**THE TASK**
This exercise asks for the entries to be repeated exactly, without their images.

**INPUT DATA**

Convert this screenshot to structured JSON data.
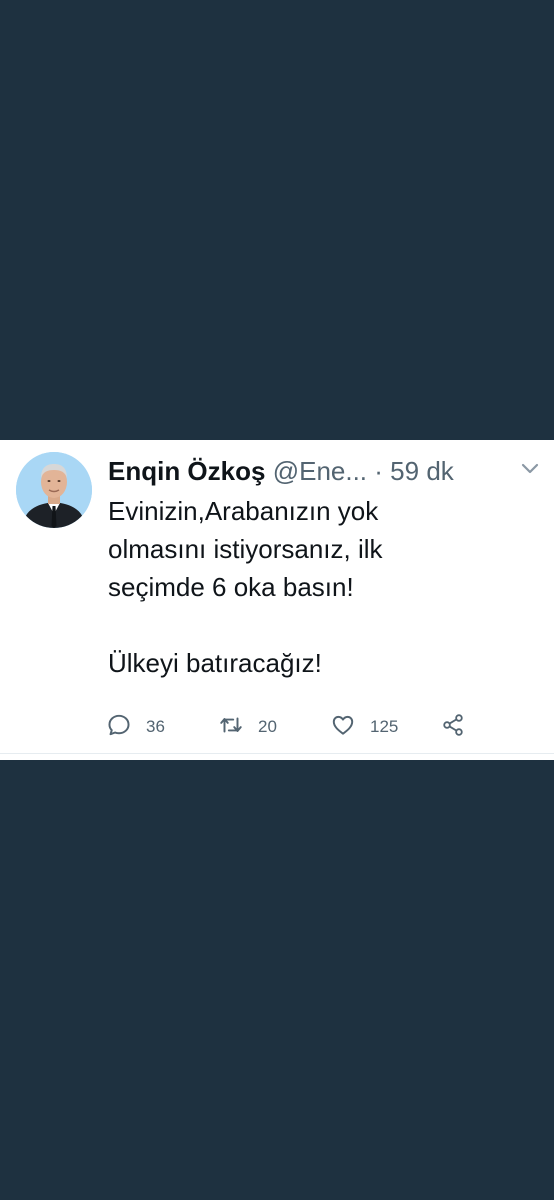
{
  "tweet": {
    "display_name": "Enqin Özkoş",
    "handle": "@Ene...",
    "separator": "·",
    "time": "59 dk",
    "text": "Evinizin,Arabanızın yok\nolmasını istiyorsanız, ilk\nseçimde 6 oka basın!\n\nÜlkeyi batıracağız!",
    "avatar_icon": "profile-photo",
    "more_icon": "chevron-down-icon"
  },
  "actions": {
    "reply": {
      "icon": "reply-icon",
      "count": "36"
    },
    "retweet": {
      "icon": "retweet-icon",
      "count": "20"
    },
    "like": {
      "icon": "heart-icon",
      "count": "125"
    },
    "share": {
      "icon": "share-icon"
    }
  },
  "colors": {
    "background": "#1e3140",
    "card": "#ffffff",
    "text_primary": "#0f1419",
    "text_secondary": "#536471"
  }
}
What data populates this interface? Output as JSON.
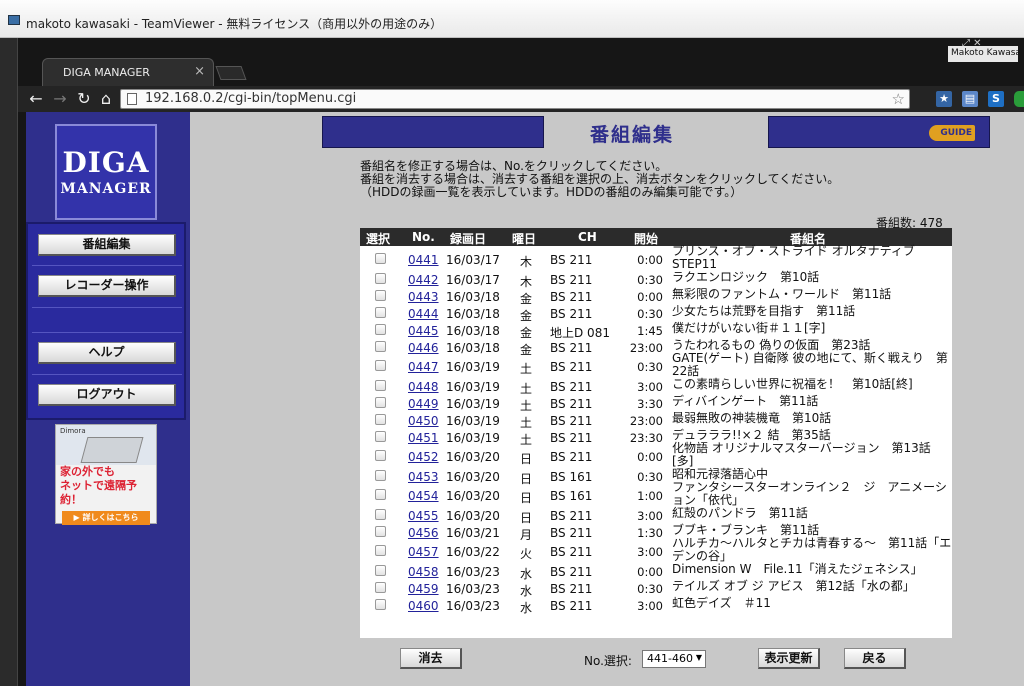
{
  "window": {
    "title": "makoto kawasaki - TeamViewer - 無料ライセンス（商用以外の用途のみ）"
  },
  "browser": {
    "tab_label": "DIGA MANAGER",
    "url": "192.168.0.2/cgi-bin/topMenu.cgi",
    "user_badge": "Makoto Kawasaki"
  },
  "sidebar": {
    "logo_line1": "DIGA",
    "logo_line2": "MANAGER",
    "menu": [
      "番組編集",
      "レコーダー操作",
      "ヘルプ",
      "ログアウト"
    ],
    "ad": {
      "brand": "Dimora",
      "line1": "家の外でも",
      "line2": "ネットで遠隔予約！",
      "button": "▶ 詳しくはこちら"
    }
  },
  "header": {
    "title": "番組編集",
    "logo": "GUIDE"
  },
  "instructions": [
    "番組名を修正する場合は、No.をクリックしてください。",
    "番組を消去する場合は、消去する番組を選択の上、消去ボタンをクリックしてください。",
    "（HDDの録画一覧を表示しています。HDDの番組のみ編集可能です。）"
  ],
  "count_text": "番組数: 478",
  "table": {
    "headers": [
      "選択",
      "No.",
      "録画日",
      "曜日",
      "CH",
      "開始",
      "番組名"
    ],
    "rows": [
      {
        "no": "0441",
        "date": "16/03/17",
        "dow": "木",
        "ch": "BS 211",
        "start": "0:00",
        "title": "プリンス・オブ・ストライド オルタナティブ　STEP11"
      },
      {
        "no": "0442",
        "date": "16/03/17",
        "dow": "木",
        "ch": "BS 211",
        "start": "0:30",
        "title": "ラクエンロジック　第10話"
      },
      {
        "no": "0443",
        "date": "16/03/18",
        "dow": "金",
        "ch": "BS 211",
        "start": "0:00",
        "title": "無彩限のファントム・ワールド　第11話"
      },
      {
        "no": "0444",
        "date": "16/03/18",
        "dow": "金",
        "ch": "BS 211",
        "start": "0:30",
        "title": "少女たちは荒野を目指す　第11話"
      },
      {
        "no": "0445",
        "date": "16/03/18",
        "dow": "金",
        "ch": "地上D 081",
        "start": "1:45",
        "title": "僕だけがいない街＃１１[字]"
      },
      {
        "no": "0446",
        "date": "16/03/18",
        "dow": "金",
        "ch": "BS 211",
        "start": "23:00",
        "title": "うたわれるもの 偽りの仮面　第23話"
      },
      {
        "no": "0447",
        "date": "16/03/19",
        "dow": "土",
        "ch": "BS 211",
        "start": "0:30",
        "title": "GATE(ゲート) 自衛隊 彼の地にて、斯く戦えり　第22話"
      },
      {
        "no": "0448",
        "date": "16/03/19",
        "dow": "土",
        "ch": "BS 211",
        "start": "3:00",
        "title": "この素晴らしい世界に祝福を！　第10話[終]"
      },
      {
        "no": "0449",
        "date": "16/03/19",
        "dow": "土",
        "ch": "BS 211",
        "start": "3:30",
        "title": "ディバインゲート　第11話"
      },
      {
        "no": "0450",
        "date": "16/03/19",
        "dow": "土",
        "ch": "BS 211",
        "start": "23:00",
        "title": "最弱無敗の神装機竜　第10話"
      },
      {
        "no": "0451",
        "date": "16/03/19",
        "dow": "土",
        "ch": "BS 211",
        "start": "23:30",
        "title": "デュラララ!!×２ 結　第35話"
      },
      {
        "no": "0452",
        "date": "16/03/20",
        "dow": "日",
        "ch": "BS 211",
        "start": "0:00",
        "title": "化物語 オリジナルマスターバージョン　第13話[多]"
      },
      {
        "no": "0453",
        "date": "16/03/20",
        "dow": "日",
        "ch": "BS 161",
        "start": "0:30",
        "title": "昭和元禄落語心中"
      },
      {
        "no": "0454",
        "date": "16/03/20",
        "dow": "日",
        "ch": "BS 161",
        "start": "1:00",
        "title": "ファンタシースターオンライン２　ジ　アニメーション「依代」"
      },
      {
        "no": "0455",
        "date": "16/03/20",
        "dow": "日",
        "ch": "BS 211",
        "start": "3:00",
        "title": "紅殻のパンドラ　第11話"
      },
      {
        "no": "0456",
        "date": "16/03/21",
        "dow": "月",
        "ch": "BS 211",
        "start": "1:30",
        "title": "ブブキ・ブランキ　第11話"
      },
      {
        "no": "0457",
        "date": "16/03/22",
        "dow": "火",
        "ch": "BS 211",
        "start": "3:00",
        "title": "ハルチカ～ハルタとチカは青春する～　第11話「エデンの谷」"
      },
      {
        "no": "0458",
        "date": "16/03/23",
        "dow": "水",
        "ch": "BS 211",
        "start": "0:00",
        "title": "Dimension W　File.11「消えたジェネシス」"
      },
      {
        "no": "0459",
        "date": "16/03/23",
        "dow": "水",
        "ch": "BS 211",
        "start": "0:30",
        "title": "テイルズ オブ ジ アビス　第12話「水の都」"
      },
      {
        "no": "0460",
        "date": "16/03/23",
        "dow": "水",
        "ch": "BS 211",
        "start": "3:00",
        "title": "虹色デイズ　＃11"
      }
    ]
  },
  "footer": {
    "delete_label": "消去",
    "select_label": "No.選択:",
    "select_value": "441-460",
    "refresh_label": "表示更新",
    "back_label": "戻る"
  }
}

**RESULT OF THE EXERCISE**
Convert this screenshot to structured JSON data.
{
  "tweet": {
    "display_name": "Enqin Özkoş",
    "handle": "@Ene...",
    "separator": "·",
    "time": "59 dk",
    "text": "Evinizin,Arabanızın yok\nolmasını istiyorsanız, ilk\nseçimde 6 oka basın!\n\nÜlkeyi batıracağız!",
    "avatar_icon": "profile-photo",
    "more_icon": "chevron-down-icon"
  },
  "actions": {
    "reply": {
      "icon": "reply-icon",
      "count": "36"
    },
    "retweet": {
      "icon": "retweet-icon",
      "count": "20"
    },
    "like": {
      "icon": "heart-icon",
      "count": "125"
    },
    "share": {
      "icon": "share-icon"
    }
  },
  "colors": {
    "background": "#1e3140",
    "card": "#ffffff",
    "text_primary": "#0f1419",
    "text_secondary": "#536471"
  }
}
What data populates this interface? Output as JSON.
{
  "window": {
    "title": "makoto kawasaki - TeamViewer - 無料ライセンス（商用以外の用途のみ）"
  },
  "browser": {
    "tab_label": "DIGA MANAGER",
    "url": "192.168.0.2/cgi-bin/topMenu.cgi",
    "user_badge": "Makoto Kawasaki"
  },
  "sidebar": {
    "logo_line1": "DIGA",
    "logo_line2": "MANAGER",
    "menu": [
      "番組編集",
      "レコーダー操作",
      "ヘルプ",
      "ログアウト"
    ],
    "ad": {
      "brand": "Dimora",
      "line1": "家の外でも",
      "line2": "ネットで遠隔予約！",
      "button": "▶ 詳しくはこちら"
    }
  },
  "header": {
    "title": "番組編集",
    "logo": "GUIDE"
  },
  "instructions": [
    "番組名を修正する場合は、No.をクリックしてください。",
    "番組を消去する場合は、消去する番組を選択の上、消去ボタンをクリックしてください。",
    "（HDDの録画一覧を表示しています。HDDの番組のみ編集可能です。）"
  ],
  "count_text": "番組数: 478",
  "table": {
    "headers": [
      "選択",
      "No.",
      "録画日",
      "曜日",
      "CH",
      "開始",
      "番組名"
    ],
    "rows": [
      {
        "no": "0441",
        "date": "16/03/17",
        "dow": "木",
        "ch": "BS 211",
        "start": "0:00",
        "title": "プリンス・オブ・ストライド オルタナティブ　STEP11"
      },
      {
        "no": "0442",
        "date": "16/03/17",
        "dow": "木",
        "ch": "BS 211",
        "start": "0:30",
        "title": "ラクエンロジック　第10話"
      },
      {
        "no": "0443",
        "date": "16/03/18",
        "dow": "金",
        "ch": "BS 211",
        "start": "0:00",
        "title": "無彩限のファントム・ワールド　第11話"
      },
      {
        "no": "0444",
        "date": "16/03/18",
        "dow": "金",
        "ch": "BS 211",
        "start": "0:30",
        "title": "少女たちは荒野を目指す　第11話"
      },
      {
        "no": "0445",
        "date": "16/03/18",
        "dow": "金",
        "ch": "地上D 081",
        "start": "1:45",
        "title": "僕だけがいない街＃１１[字]"
      },
      {
        "no": "0446",
        "date": "16/03/18",
        "dow": "金",
        "ch": "BS 211",
        "start": "23:00",
        "title": "うたわれるもの 偽りの仮面　第23話"
      },
      {
        "no": "0447",
        "date": "16/03/19",
        "dow": "土",
        "ch": "BS 211",
        "start": "0:30",
        "title": "GATE(ゲート) 自衛隊 彼の地にて、斯く戦えり　第22話"
      },
      {
        "no": "0448",
        "date": "16/03/19",
        "dow": "土",
        "ch": "BS 211",
        "start": "3:00",
        "title": "この素晴らしい世界に祝福を！　第10話[終]"
      },
      {
        "no": "0449",
        "date": "16/03/19",
        "dow": "土",
        "ch": "BS 211",
        "start": "3:30",
        "title": "ディバインゲート　第11話"
      },
      {
        "no": "0450",
        "date": "16/03/19",
        "dow": "土",
        "ch": "BS 211",
        "start": "23:00",
        "title": "最弱無敗の神装機竜　第10話"
      },
      {
        "no": "0451",
        "date": "16/03/19",
        "dow": "土",
        "ch": "BS 211",
        "start": "23:30",
        "title": "デュラララ!!×２ 結　第35話"
      },
      {
        "no": "0452",
        "date": "16/03/20",
        "dow": "日",
        "ch": "BS 211",
        "start": "0:00",
        "title": "化物語 オリジナルマスターバージョン　第13話[多]"
      },
      {
        "no": "0453",
        "date": "16/03/20",
        "dow": "日",
        "ch": "BS 161",
        "start": "0:30",
        "title": "昭和元禄落語心中"
      },
      {
        "no": "0454",
        "date": "16/03/20",
        "dow": "日",
        "ch": "BS 161",
        "start": "1:00",
        "title": "ファンタシースターオンライン２　ジ　アニメーション「依代」"
      },
      {
        "no": "0455",
        "date": "16/03/20",
        "dow": "日",
        "ch": "BS 211",
        "start": "3:00",
        "title": "紅殻のパンドラ　第11話"
      },
      {
        "no": "0456",
        "date": "16/03/21",
        "dow": "月",
        "ch": "BS 211",
        "start": "1:30",
        "title": "ブブキ・ブランキ　第11話"
      },
      {
        "no": "0457",
        "date": "16/03/22",
        "dow": "火",
        "ch": "BS 211",
        "start": "3:00",
        "title": "ハルチカ～ハルタとチカは青春する～　第11話「エデンの谷」"
      },
      {
        "no": "0458",
        "date": "16/03/23",
        "dow": "水",
        "ch": "BS 211",
        "start": "0:00",
        "title": "Dimension W　File.11「消えたジェネシス」"
      },
      {
        "no": "0459",
        "date": "16/03/23",
        "dow": "水",
        "ch": "BS 211",
        "start": "0:30",
        "title": "テイルズ オブ ジ アビス　第12話「水の都」"
      },
      {
        "no": "0460",
        "date": "16/03/23",
        "dow": "水",
        "ch": "BS 211",
        "start": "3:00",
        "title": "虹色デイズ　＃11"
      }
    ]
  },
  "footer": {
    "delete_label": "消去",
    "select_label": "No.選択:",
    "select_value": "441-460",
    "refresh_label": "表示更新",
    "back_label": "戻る"
  }
}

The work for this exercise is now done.